- [What is expected]: One figure is the expected answer: how many lines in the listing contain "home".

- [Data for this task]:

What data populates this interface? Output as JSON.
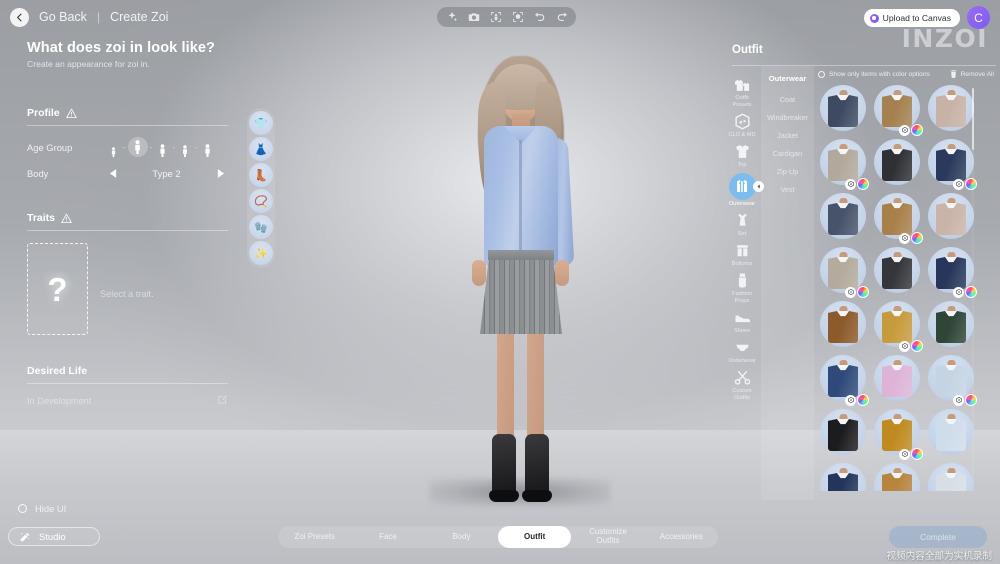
{
  "topbar": {
    "back_label": "Go Back",
    "separator": "|",
    "title": "Create Zoi",
    "tools": [
      {
        "name": "sparkle-icon",
        "label": "Sparkle"
      },
      {
        "name": "camera-icon",
        "label": "Camera"
      },
      {
        "name": "frame-body-icon",
        "label": "Frame Body"
      },
      {
        "name": "frame-face-icon",
        "label": "Frame Face"
      },
      {
        "name": "undo-icon",
        "label": "Undo"
      },
      {
        "name": "redo-icon",
        "label": "Redo"
      }
    ],
    "upload_label": "Upload to Canvas",
    "profile_initial": "C",
    "brand": "INZOI"
  },
  "left": {
    "headline": "What does zoi in look like?",
    "subline": "Create an appearance for zoi in.",
    "profile": {
      "section_label": "Profile",
      "age_group_label": "Age Group",
      "age_options": [
        "Infant",
        "Child",
        "Teen",
        "Adult",
        "Elder"
      ],
      "age_selected_index": 1,
      "body_label": "Body",
      "body_value": "Type 2"
    },
    "traits": {
      "section_label": "Traits",
      "placeholder_glyph": "?",
      "hint": "Select a trait."
    },
    "desired_life": {
      "section_label": "Desired Life",
      "status": "In Development"
    }
  },
  "worn_items": [
    {
      "name": "worn-top",
      "glyph": "👕"
    },
    {
      "name": "worn-bottom",
      "glyph": "👗"
    },
    {
      "name": "worn-shoes",
      "glyph": "👢"
    },
    {
      "name": "worn-necklace",
      "glyph": "📿"
    },
    {
      "name": "worn-gloves",
      "glyph": "🧤"
    },
    {
      "name": "worn-earrings",
      "glyph": "✨"
    }
  ],
  "right": {
    "panel_title": "Outfit",
    "filter_label": "Show only items with color options",
    "remove_all_label": "Remove All",
    "categories": [
      {
        "label": "Outfit\nPresets",
        "icon": "outfit-presets-icon",
        "active": false
      },
      {
        "label": "CLO & MD",
        "icon": "clo-md-icon",
        "active": false
      },
      {
        "label": "Top",
        "icon": "top-icon",
        "active": false
      },
      {
        "label": "Outerwear",
        "icon": "outerwear-icon",
        "active": true
      },
      {
        "label": "Set",
        "icon": "set-icon",
        "active": false
      },
      {
        "label": "Bottoms",
        "icon": "bottoms-icon",
        "active": false
      },
      {
        "label": "Fashion\nProps",
        "icon": "fashion-props-icon",
        "active": false
      },
      {
        "label": "Shoes",
        "icon": "shoes-icon",
        "active": false
      },
      {
        "label": "Underwear",
        "icon": "underwear-icon",
        "active": false
      },
      {
        "label": "Custom\nOutfits",
        "icon": "custom-outfits-icon",
        "active": false
      }
    ],
    "subcategory_header": "Outerwear",
    "subcategories": [
      {
        "label": "Coat",
        "active": false
      },
      {
        "label": "Windbreaker",
        "active": false
      },
      {
        "label": "Jacket",
        "active": false
      },
      {
        "label": "Cardigan",
        "active": false
      },
      {
        "label": "Zip-Up",
        "active": false
      },
      {
        "label": "Vest",
        "active": false
      }
    ],
    "items": [
      {
        "name": "outerwear-item-1",
        "color": "#3d4a61",
        "has_material": false,
        "has_color": false
      },
      {
        "name": "outerwear-item-2",
        "color": "#a4814f",
        "has_material": true,
        "has_color": true
      },
      {
        "name": "outerwear-item-3",
        "color": "#c7b2a6",
        "has_material": false,
        "has_color": false
      },
      {
        "name": "outerwear-item-4",
        "color": "#b2a99c",
        "has_material": true,
        "has_color": true
      },
      {
        "name": "outerwear-item-5",
        "color": "#2e3034",
        "has_material": false,
        "has_color": false
      },
      {
        "name": "outerwear-item-6",
        "color": "#2b3a5c",
        "has_material": true,
        "has_color": true
      },
      {
        "name": "outerwear-item-7",
        "color": "#47536b",
        "has_material": false,
        "has_color": false
      },
      {
        "name": "outerwear-item-8",
        "color": "#a97f4a",
        "has_material": true,
        "has_color": true
      },
      {
        "name": "outerwear-item-9",
        "color": "#c9b4a8",
        "has_material": false,
        "has_color": false
      },
      {
        "name": "outerwear-item-10",
        "color": "#b4aa9d",
        "has_material": true,
        "has_color": true
      },
      {
        "name": "outerwear-item-11",
        "color": "#34363a",
        "has_material": false,
        "has_color": false
      },
      {
        "name": "outerwear-item-12",
        "color": "#27365a",
        "has_material": true,
        "has_color": true
      },
      {
        "name": "outerwear-item-13",
        "color": "#8c5a2b",
        "has_material": false,
        "has_color": false
      },
      {
        "name": "outerwear-item-14",
        "color": "#c79b3d",
        "has_material": true,
        "has_color": true
      },
      {
        "name": "outerwear-item-15",
        "color": "#2f4536",
        "has_material": false,
        "has_color": false
      },
      {
        "name": "outerwear-item-16",
        "color": "#2f4a7a",
        "has_material": true,
        "has_color": true
      },
      {
        "name": "outerwear-item-17",
        "color": "#ddb4d8",
        "has_material": false,
        "has_color": false
      },
      {
        "name": "outerwear-item-18",
        "color": "#c5d4e3",
        "has_material": true,
        "has_color": true
      },
      {
        "name": "outerwear-item-19",
        "color": "#1c1c1f",
        "has_material": false,
        "has_color": false
      },
      {
        "name": "outerwear-item-20",
        "color": "#c08a1e",
        "has_material": true,
        "has_color": true
      },
      {
        "name": "outerwear-item-21",
        "color": "#cfdcea",
        "has_material": false,
        "has_color": false
      },
      {
        "name": "outerwear-item-22",
        "color": "#24355c",
        "has_material": false,
        "has_color": false
      },
      {
        "name": "outerwear-item-23",
        "color": "#b8853f",
        "has_material": false,
        "has_color": false
      },
      {
        "name": "outerwear-item-24",
        "color": "#d8dee6",
        "has_material": false,
        "has_color": false
      }
    ]
  },
  "bottom": {
    "hide_ui_label": "Hide UI",
    "studio_label": "Studio",
    "tabs": [
      {
        "label": "Zoi Presets",
        "active": false
      },
      {
        "label": "Face",
        "active": false
      },
      {
        "label": "Body",
        "active": false
      },
      {
        "label": "Outfit",
        "active": true
      },
      {
        "label": "Customize\nOutfits",
        "active": false
      },
      {
        "label": "Accessories",
        "active": false
      }
    ],
    "complete_label": "Complete",
    "watermark": "视频内容全部为实机录制"
  },
  "colors": {
    "accent_blue": "#7cbdf0",
    "panel_white": "#ffffff",
    "brand_purple": "#7c5cf5"
  }
}
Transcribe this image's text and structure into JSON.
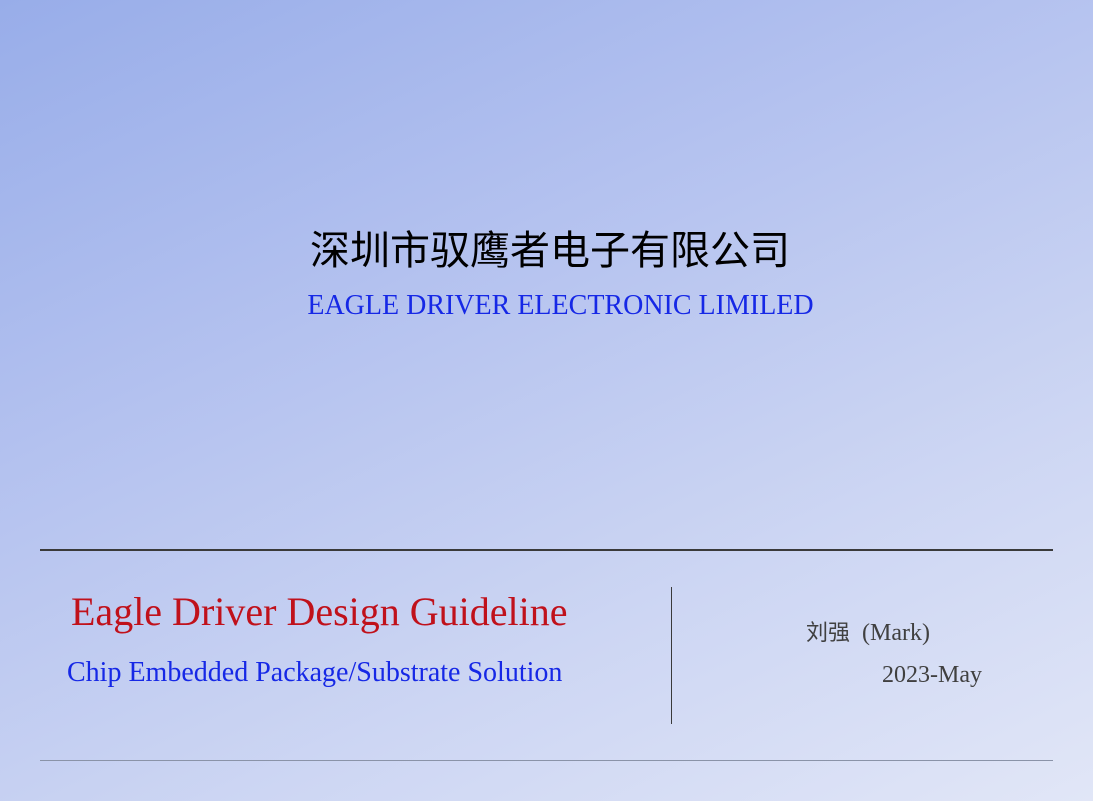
{
  "header": {
    "company_cn": "深圳市驭鹰者电子有限公司",
    "company_en": "EAGLE DRIVER ELECTRONIC LIMILED"
  },
  "document": {
    "title": "Eagle Driver Design Guideline",
    "subtitle": "Chip Embedded Package/Substrate Solution"
  },
  "meta": {
    "author_cn": "刘强",
    "author_en": "(Mark)",
    "date": "2023-May"
  },
  "colors": {
    "title_red": "#c0111b",
    "accent_blue": "#1628e6",
    "text_gray": "#404040"
  }
}
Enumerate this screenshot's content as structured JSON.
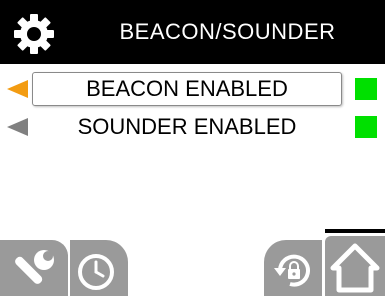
{
  "header": {
    "title": "BEACON/SOUNDER",
    "icon": "gear-icon"
  },
  "menu": {
    "items": [
      {
        "label": "BEACON ENABLED",
        "selected": true,
        "status": "enabled"
      },
      {
        "label": "SOUNDER ENABLED",
        "selected": false,
        "status": "enabled"
      }
    ]
  },
  "bottom_bar": {
    "buttons": [
      {
        "icon": "wrench-icon"
      },
      {
        "icon": "clock-icon"
      },
      {
        "icon": "lock-rotate-icon"
      },
      {
        "icon": "home-icon",
        "active": true
      }
    ]
  },
  "colors": {
    "header_bg": "#000000",
    "selected_arrow": "#f39c12",
    "idle_arrow": "#808080",
    "status_enabled": "#00e000",
    "button_bg": "#9a9a9a"
  }
}
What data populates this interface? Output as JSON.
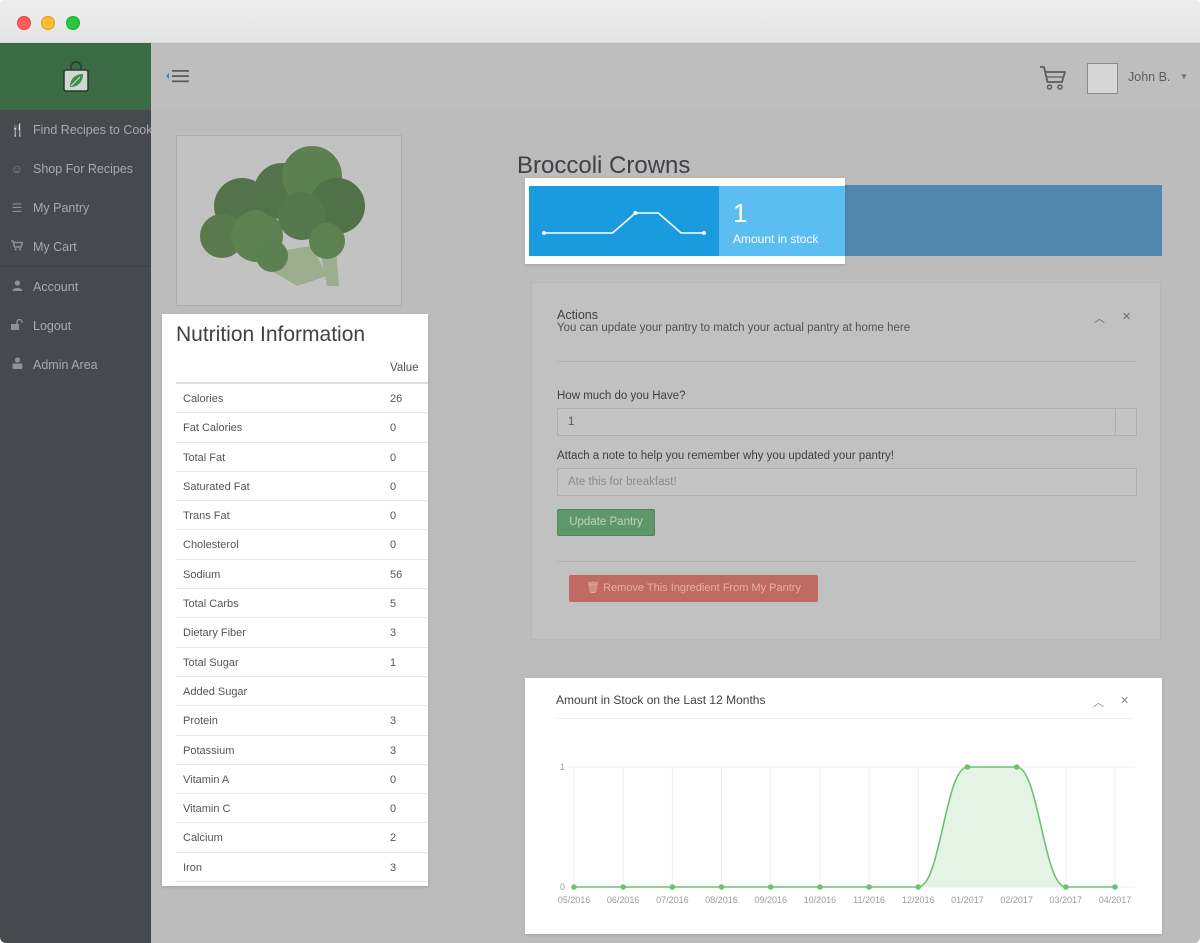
{
  "sidebar": {
    "logo_icon": "shopping-bag-leaf-icon",
    "items": [
      {
        "label": "Find Recipes to Cook",
        "icon": "utensils-icon"
      },
      {
        "label": "Shop For Recipes",
        "icon": "smile-icon"
      },
      {
        "label": "My Pantry",
        "icon": "list-icon"
      },
      {
        "label": "My Cart",
        "icon": "cart-icon"
      },
      {
        "label": "Account",
        "icon": "user-icon"
      },
      {
        "label": "Logout",
        "icon": "unlock-icon"
      },
      {
        "label": "Admin Area",
        "icon": "admin-icon"
      }
    ]
  },
  "header": {
    "user_name": "John B."
  },
  "product": {
    "title": "Broccoli Crowns",
    "stock_amount": "1",
    "stock_label": "Amount in stock"
  },
  "nutrition": {
    "title": "Nutrition Information",
    "value_header": "Value",
    "rows": [
      {
        "name": "Calories",
        "value": "26"
      },
      {
        "name": "Fat Calories",
        "value": "0"
      },
      {
        "name": "Total Fat",
        "value": "0"
      },
      {
        "name": "Saturated Fat",
        "value": "0"
      },
      {
        "name": "Trans Fat",
        "value": "0"
      },
      {
        "name": "Cholesterol",
        "value": "0"
      },
      {
        "name": "Sodium",
        "value": "56"
      },
      {
        "name": "Total Carbs",
        "value": "5"
      },
      {
        "name": "Dietary Fiber",
        "value": "3"
      },
      {
        "name": "Total Sugar",
        "value": "1"
      },
      {
        "name": "Added Sugar",
        "value": ""
      },
      {
        "name": "Protein",
        "value": "3"
      },
      {
        "name": "Potassium",
        "value": "3"
      },
      {
        "name": "Vitamin A",
        "value": "0"
      },
      {
        "name": "Vitamin C",
        "value": "0"
      },
      {
        "name": "Calcium",
        "value": "2"
      },
      {
        "name": "Iron",
        "value": "3"
      }
    ]
  },
  "actions": {
    "title": "Actions",
    "subtitle": "You can update your pantry to match your actual pantry at home here",
    "amount_label": "How much do you Have?",
    "amount_value": "1",
    "note_label": "Attach a note to help you remember why you updated your pantry!",
    "note_placeholder": "Ate this for breakfast!",
    "update_button": "Update Pantry",
    "remove_button": "Remove This Ingredient From My Pantry"
  },
  "colors": {
    "sidebar_bg": "#46494d",
    "logo_bg": "#3a6b44",
    "stock_dark": "#1a9be0",
    "stock_light": "#5cbdf2",
    "chart_line": "#6cc270",
    "chart_fill": "#e3f3e4",
    "update_button": "#5f9868",
    "remove_button": "#bf6b62"
  },
  "chart_data": {
    "type": "area",
    "title": "Amount in Stock on the Last 12 Months",
    "x": [
      "05/2016",
      "06/2016",
      "07/2016",
      "08/2016",
      "09/2016",
      "10/2016",
      "11/2016",
      "12/2016",
      "01/2017",
      "02/2017",
      "03/2017",
      "04/2017"
    ],
    "values": [
      0,
      0,
      0,
      0,
      0,
      0,
      0,
      0,
      1,
      1,
      0,
      0
    ],
    "y_ticks": [
      "0",
      "1"
    ],
    "ylim": [
      0,
      1
    ],
    "grid": true,
    "sparkline_values": [
      0,
      0,
      0,
      0,
      1,
      1,
      0,
      0
    ]
  }
}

- [Exercise response]: 2